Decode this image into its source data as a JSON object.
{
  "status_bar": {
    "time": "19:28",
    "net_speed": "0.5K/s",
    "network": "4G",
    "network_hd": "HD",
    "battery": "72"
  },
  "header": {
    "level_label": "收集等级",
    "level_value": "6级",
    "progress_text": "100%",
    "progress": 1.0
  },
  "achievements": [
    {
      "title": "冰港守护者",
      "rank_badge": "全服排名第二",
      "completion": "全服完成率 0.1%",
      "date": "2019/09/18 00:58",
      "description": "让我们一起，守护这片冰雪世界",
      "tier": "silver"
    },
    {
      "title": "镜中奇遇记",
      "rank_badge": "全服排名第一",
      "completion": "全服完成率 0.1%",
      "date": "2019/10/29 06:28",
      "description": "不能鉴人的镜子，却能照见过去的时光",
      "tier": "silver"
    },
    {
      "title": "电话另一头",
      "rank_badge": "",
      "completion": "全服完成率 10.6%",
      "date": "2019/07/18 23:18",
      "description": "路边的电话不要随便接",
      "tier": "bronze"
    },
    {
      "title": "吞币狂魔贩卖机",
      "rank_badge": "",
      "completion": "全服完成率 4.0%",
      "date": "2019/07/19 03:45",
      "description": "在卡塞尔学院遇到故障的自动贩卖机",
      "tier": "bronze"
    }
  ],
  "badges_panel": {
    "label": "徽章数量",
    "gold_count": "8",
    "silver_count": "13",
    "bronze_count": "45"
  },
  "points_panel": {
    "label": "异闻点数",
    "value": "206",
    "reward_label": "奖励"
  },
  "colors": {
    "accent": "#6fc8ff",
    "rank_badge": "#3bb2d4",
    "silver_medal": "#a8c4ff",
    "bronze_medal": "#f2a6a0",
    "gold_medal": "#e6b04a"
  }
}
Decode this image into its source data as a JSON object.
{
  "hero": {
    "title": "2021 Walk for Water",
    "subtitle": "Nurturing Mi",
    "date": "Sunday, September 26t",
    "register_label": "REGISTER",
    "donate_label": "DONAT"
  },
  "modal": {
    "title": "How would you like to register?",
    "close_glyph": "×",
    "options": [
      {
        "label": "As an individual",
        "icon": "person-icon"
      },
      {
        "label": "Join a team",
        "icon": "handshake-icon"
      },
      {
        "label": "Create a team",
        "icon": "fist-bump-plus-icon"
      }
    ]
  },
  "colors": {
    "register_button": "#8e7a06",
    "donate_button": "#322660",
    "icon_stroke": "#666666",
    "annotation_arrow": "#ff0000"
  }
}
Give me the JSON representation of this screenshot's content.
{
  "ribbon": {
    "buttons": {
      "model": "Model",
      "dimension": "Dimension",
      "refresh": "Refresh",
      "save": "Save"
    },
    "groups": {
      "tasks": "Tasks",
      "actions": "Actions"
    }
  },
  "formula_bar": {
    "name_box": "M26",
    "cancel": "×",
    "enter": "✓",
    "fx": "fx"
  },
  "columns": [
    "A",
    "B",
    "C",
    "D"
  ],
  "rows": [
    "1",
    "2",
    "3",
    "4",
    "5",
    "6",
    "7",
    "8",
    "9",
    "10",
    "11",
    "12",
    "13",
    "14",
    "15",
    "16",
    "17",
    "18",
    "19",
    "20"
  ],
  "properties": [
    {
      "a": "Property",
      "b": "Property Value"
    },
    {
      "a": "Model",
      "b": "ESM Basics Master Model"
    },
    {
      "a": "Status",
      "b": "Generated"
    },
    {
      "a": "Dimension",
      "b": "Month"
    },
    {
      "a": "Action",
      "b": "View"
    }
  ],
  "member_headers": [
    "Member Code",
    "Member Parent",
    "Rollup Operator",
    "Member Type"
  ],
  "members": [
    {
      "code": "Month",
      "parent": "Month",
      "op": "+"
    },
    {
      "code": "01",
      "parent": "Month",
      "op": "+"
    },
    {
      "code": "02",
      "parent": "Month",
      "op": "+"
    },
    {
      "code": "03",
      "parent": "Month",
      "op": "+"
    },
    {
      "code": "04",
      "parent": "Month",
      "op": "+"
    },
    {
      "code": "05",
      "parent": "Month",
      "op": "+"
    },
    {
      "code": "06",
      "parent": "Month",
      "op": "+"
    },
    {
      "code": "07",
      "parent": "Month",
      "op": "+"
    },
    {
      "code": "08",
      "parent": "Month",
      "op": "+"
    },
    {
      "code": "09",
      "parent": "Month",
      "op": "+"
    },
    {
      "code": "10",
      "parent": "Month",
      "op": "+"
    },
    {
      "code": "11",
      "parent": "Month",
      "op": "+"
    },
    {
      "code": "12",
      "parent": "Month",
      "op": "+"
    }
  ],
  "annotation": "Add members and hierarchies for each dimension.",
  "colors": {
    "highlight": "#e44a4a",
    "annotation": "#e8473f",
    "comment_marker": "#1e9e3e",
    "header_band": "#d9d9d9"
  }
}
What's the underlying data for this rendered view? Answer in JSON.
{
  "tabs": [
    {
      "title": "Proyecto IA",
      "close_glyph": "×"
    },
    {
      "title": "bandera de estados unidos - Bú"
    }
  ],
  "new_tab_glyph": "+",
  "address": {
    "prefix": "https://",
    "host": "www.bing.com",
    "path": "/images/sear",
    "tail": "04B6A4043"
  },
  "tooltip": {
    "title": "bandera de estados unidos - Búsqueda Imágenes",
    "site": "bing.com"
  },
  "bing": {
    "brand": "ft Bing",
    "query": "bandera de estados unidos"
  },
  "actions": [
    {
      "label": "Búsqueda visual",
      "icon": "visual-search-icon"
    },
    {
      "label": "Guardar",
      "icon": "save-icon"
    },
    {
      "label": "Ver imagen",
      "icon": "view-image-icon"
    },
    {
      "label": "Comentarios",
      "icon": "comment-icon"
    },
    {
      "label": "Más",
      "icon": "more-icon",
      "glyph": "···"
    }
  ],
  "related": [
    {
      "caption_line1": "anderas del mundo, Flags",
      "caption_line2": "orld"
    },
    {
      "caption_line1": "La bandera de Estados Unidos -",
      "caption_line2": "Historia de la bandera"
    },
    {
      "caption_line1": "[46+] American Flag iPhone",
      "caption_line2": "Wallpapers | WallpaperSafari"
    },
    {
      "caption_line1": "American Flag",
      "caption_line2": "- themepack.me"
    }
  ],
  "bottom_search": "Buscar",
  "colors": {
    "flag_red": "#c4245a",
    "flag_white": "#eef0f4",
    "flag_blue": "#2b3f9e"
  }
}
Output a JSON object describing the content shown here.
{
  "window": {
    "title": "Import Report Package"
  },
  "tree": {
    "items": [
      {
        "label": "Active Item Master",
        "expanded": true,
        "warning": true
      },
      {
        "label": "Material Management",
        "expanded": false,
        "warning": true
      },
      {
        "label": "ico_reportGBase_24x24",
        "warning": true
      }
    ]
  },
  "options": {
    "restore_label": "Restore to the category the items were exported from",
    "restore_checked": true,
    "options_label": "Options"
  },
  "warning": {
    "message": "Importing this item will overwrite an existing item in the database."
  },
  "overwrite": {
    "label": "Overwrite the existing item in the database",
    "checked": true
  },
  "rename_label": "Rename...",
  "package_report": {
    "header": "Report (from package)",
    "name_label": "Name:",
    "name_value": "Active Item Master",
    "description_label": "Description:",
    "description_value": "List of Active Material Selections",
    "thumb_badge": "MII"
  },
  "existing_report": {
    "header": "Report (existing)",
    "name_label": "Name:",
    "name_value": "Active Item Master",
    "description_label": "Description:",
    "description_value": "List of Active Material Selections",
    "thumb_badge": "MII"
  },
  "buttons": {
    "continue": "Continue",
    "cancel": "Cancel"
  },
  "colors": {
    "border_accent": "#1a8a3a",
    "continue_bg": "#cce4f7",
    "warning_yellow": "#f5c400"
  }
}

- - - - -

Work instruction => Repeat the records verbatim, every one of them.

Response to the exercise =>
Decode this image into its source data as a JSON object.
{
  "status_bar": {
    "time": "19:28",
    "net_speed": "0.5K/s",
    "network": "4G",
    "network_hd": "HD",
    "battery": "72"
  },
  "header": {
    "level_label": "收集等级",
    "level_value": "6级",
    "progress_text": "100%",
    "progress": 1.0
  },
  "achievements": [
    {
      "title": "冰港守护者",
      "rank_badge": "全服排名第二",
      "completion": "全服完成率 0.1%",
      "date": "2019/09/18 00:58",
      "description": "让我们一起，守护这片冰雪世界",
      "tier": "silver"
    },
    {
      "title": "镜中奇遇记",
      "rank_badge": "全服排名第一",
      "completion": "全服完成率 0.1%",
      "date": "2019/10/29 06:28",
      "description": "不能鉴人的镜子，却能照见过去的时光",
      "tier": "silver"
    },
    {
      "title": "电话另一头",
      "rank_badge": "",
      "completion": "全服完成率 10.6%",
      "date": "2019/07/18 23:18",
      "description": "路边的电话不要随便接",
      "tier": "bronze"
    },
    {
      "title": "吞币狂魔贩卖机",
      "rank_badge": "",
      "completion": "全服完成率 4.0%",
      "date": "2019/07/19 03:45",
      "description": "在卡塞尔学院遇到故障的自动贩卖机",
      "tier": "bronze"
    }
  ],
  "badges_panel": {
    "label": "徽章数量",
    "gold_count": "8",
    "silver_count": "13",
    "bronze_count": "45"
  },
  "points_panel": {
    "label": "异闻点数",
    "value": "206",
    "reward_label": "奖励"
  },
  "colors": {
    "accent": "#6fc8ff",
    "rank_badge": "#3bb2d4",
    "silver_medal": "#a8c4ff",
    "bronze_medal": "#f2a6a0",
    "gold_medal": "#e6b04a"
  }
}
Decode this image into its source data as a JSON object.
{
  "hero": {
    "title": "2021 Walk for Water",
    "subtitle": "Nurturing Mi",
    "date": "Sunday, September 26t",
    "register_label": "REGISTER",
    "donate_label": "DONAT"
  },
  "modal": {
    "title": "How would you like to register?",
    "close_glyph": "×",
    "options": [
      {
        "label": "As an individual",
        "icon": "person-icon"
      },
      {
        "label": "Join a team",
        "icon": "handshake-icon"
      },
      {
        "label": "Create a team",
        "icon": "fist-bump-plus-icon"
      }
    ]
  },
  "colors": {
    "register_button": "#8e7a06",
    "donate_button": "#322660",
    "icon_stroke": "#666666",
    "annotation_arrow": "#ff0000"
  }
}
Give me the JSON representation of this screenshot's content.
{
  "ribbon": {
    "buttons": {
      "model": "Model",
      "dimension": "Dimension",
      "refresh": "Refresh",
      "save": "Save"
    },
    "groups": {
      "tasks": "Tasks",
      "actions": "Actions"
    }
  },
  "formula_bar": {
    "name_box": "M26",
    "cancel": "×",
    "enter": "✓",
    "fx": "fx"
  },
  "columns": [
    "A",
    "B",
    "C",
    "D"
  ],
  "rows": [
    "1",
    "2",
    "3",
    "4",
    "5",
    "6",
    "7",
    "8",
    "9",
    "10",
    "11",
    "12",
    "13",
    "14",
    "15",
    "16",
    "17",
    "18",
    "19",
    "20"
  ],
  "properties": [
    {
      "a": "Property",
      "b": "Property Value"
    },
    {
      "a": "Model",
      "b": "ESM Basics Master Model"
    },
    {
      "a": "Status",
      "b": "Generated"
    },
    {
      "a": "Dimension",
      "b": "Month"
    },
    {
      "a": "Action",
      "b": "View"
    }
  ],
  "member_headers": [
    "Member Code",
    "Member Parent",
    "Rollup Operator",
    "Member Type"
  ],
  "members": [
    {
      "code": "Month",
      "parent": "Month",
      "op": "+"
    },
    {
      "code": "01",
      "parent": "Month",
      "op": "+"
    },
    {
      "code": "02",
      "parent": "Month",
      "op": "+"
    },
    {
      "code": "03",
      "parent": "Month",
      "op": "+"
    },
    {
      "code": "04",
      "parent": "Month",
      "op": "+"
    },
    {
      "code": "05",
      "parent": "Month",
      "op": "+"
    },
    {
      "code": "06",
      "parent": "Month",
      "op": "+"
    },
    {
      "code": "07",
      "parent": "Month",
      "op": "+"
    },
    {
      "code": "08",
      "parent": "Month",
      "op": "+"
    },
    {
      "code": "09",
      "parent": "Month",
      "op": "+"
    },
    {
      "code": "10",
      "parent": "Month",
      "op": "+"
    },
    {
      "code": "11",
      "parent": "Month",
      "op": "+"
    },
    {
      "code": "12",
      "parent": "Month",
      "op": "+"
    }
  ],
  "annotation": "Add members and hierarchies for each dimension.",
  "colors": {
    "highlight": "#e44a4a",
    "annotation": "#e8473f",
    "comment_marker": "#1e9e3e",
    "header_band": "#d9d9d9"
  }
}
What's the underlying data for this rendered view? Answer in JSON.
{
  "tabs": [
    {
      "title": "Proyecto IA",
      "close_glyph": "×"
    },
    {
      "title": "bandera de estados unidos - Bú"
    }
  ],
  "new_tab_glyph": "+",
  "address": {
    "prefix": "https://",
    "host": "www.bing.com",
    "path": "/images/sear",
    "tail": "04B6A4043"
  },
  "tooltip": {
    "title": "bandera de estados unidos - Búsqueda Imágenes",
    "site": "bing.com"
  },
  "bing": {
    "brand": "ft Bing",
    "query": "bandera de estados unidos"
  },
  "actions": [
    {
      "label": "Búsqueda visual",
      "icon": "visual-search-icon"
    },
    {
      "label": "Guardar",
      "icon": "save-icon"
    },
    {
      "label": "Ver imagen",
      "icon": "view-image-icon"
    },
    {
      "label": "Comentarios",
      "icon": "comment-icon"
    },
    {
      "label": "Más",
      "icon": "more-icon",
      "glyph": "···"
    }
  ],
  "related": [
    {
      "caption_line1": "anderas del mundo, Flags",
      "caption_line2": "orld"
    },
    {
      "caption_line1": "La bandera de Estados Unidos -",
      "caption_line2": "Historia de la bandera"
    },
    {
      "caption_line1": "[46+] American Flag iPhone",
      "caption_line2": "Wallpapers | WallpaperSafari"
    },
    {
      "caption_line1": "American Flag",
      "caption_line2": "- themepack.me"
    }
  ],
  "bottom_search": "Buscar",
  "colors": {
    "flag_red": "#c4245a",
    "flag_white": "#eef0f4",
    "flag_blue": "#2b3f9e"
  }
}
Output a JSON object describing the content shown here.
{
  "window": {
    "title": "Import Report Package"
  },
  "tree": {
    "items": [
      {
        "label": "Active Item Master",
        "expanded": true,
        "warning": true
      },
      {
        "label": "Material Management",
        "expanded": false,
        "warning": true
      },
      {
        "label": "ico_reportGBase_24x24",
        "warning": true
      }
    ]
  },
  "options": {
    "restore_label": "Restore to the category the items were exported from",
    "restore_checked": true,
    "options_label": "Options"
  },
  "warning": {
    "message": "Importing this item will overwrite an existing item in the database."
  },
  "overwrite": {
    "label": "Overwrite the existing item in the database",
    "checked": true
  },
  "rename_label": "Rename...",
  "package_report": {
    "header": "Report (from package)",
    "name_label": "Name:",
    "name_value": "Active Item Master",
    "description_label": "Description:",
    "description_value": "List of Active Material Selections",
    "thumb_badge": "MII"
  },
  "existing_report": {
    "header": "Report (existing)",
    "name_label": "Name:",
    "name_value": "Active Item Master",
    "description_label": "Description:",
    "description_value": "List of Active Material Selections",
    "thumb_badge": "MII"
  },
  "buttons": {
    "continue": "Continue",
    "cancel": "Cancel"
  },
  "colors": {
    "border_accent": "#1a8a3a",
    "continue_bg": "#cce4f7",
    "warning_yellow": "#f5c400"
  }
}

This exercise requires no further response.